The Findlay, Ohio, company reported net income of $51.3 million, or $1.02 a share, compared with a loss of $419,000, or 1 cent a share, in the year-earlier quarter. Analysts surveyed by FactSet were calling for earnings of 67 cents a share.
Sales totaled $750.2 million, down 2.6% from $770.5 million, but ahead of the FactSet consensus of $746 million.
Looking ahead to 2020, Cooper Tire & Rubber said it expected a modest global unit volume increase from 2019, including in the U.S.
The company said it was also looking for its operating-profit margin to improve during the year, with the second half better than the first half, and the full year exceeding 2019.
"We have improved our product mix through a continued focus on high-value-add tires, forged ahead into the original equipment space with Mercedes-Benz as a key customer, and delivered a strong cadence of compelling new products," President and CEO Brad Hughes said in a statement.
Hughes said that fourth-quarter operating-profit margin improved both sequentially and from the year-earlier period.

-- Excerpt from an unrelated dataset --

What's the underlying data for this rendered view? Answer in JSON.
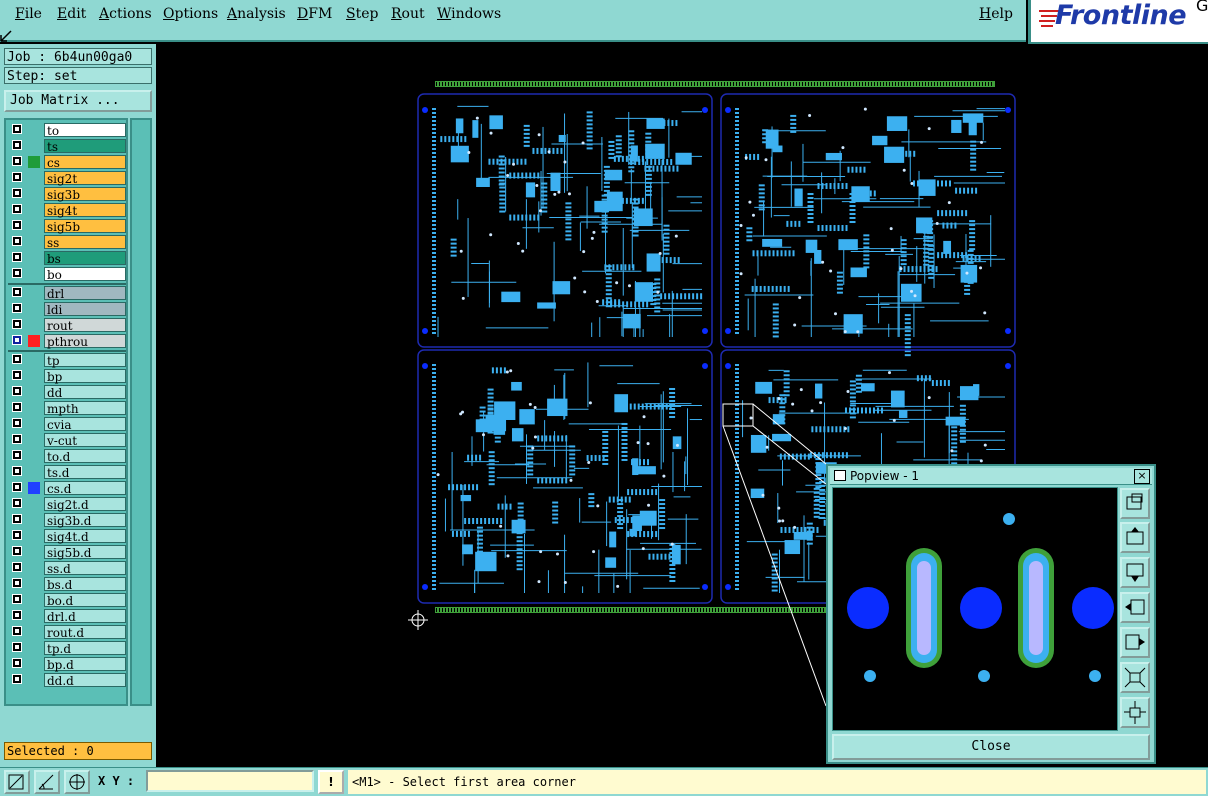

Volumes declined in all regions "as global tire markets continued to be affected by unfavorable economic and political factors."
"Yet, in our core U.S. market, light-vehicle-tire volume was in line with the industry, and in Asia, third-party sales were up compared to last year," he said.
The company's performance contrasted with the broader market, where stocks were sinking as investors worried about the global spread of the coronavirus.
During a conference call with analysts, Hughes said that "at this point, we have not attempted to include any financial impact related to the coronavirus in our outlook."
"While we expect an impact from the coronavirus, we cannot reasonably estimate the nature or size of the impact at this time because the situation remains very fluid," he said, according a transcript of the call.
"As circumstances surrounding the coronavirus stabilize, we will provide an update as appropriate."
At last check Cooper Tire shares were up 4.9% at $28.12.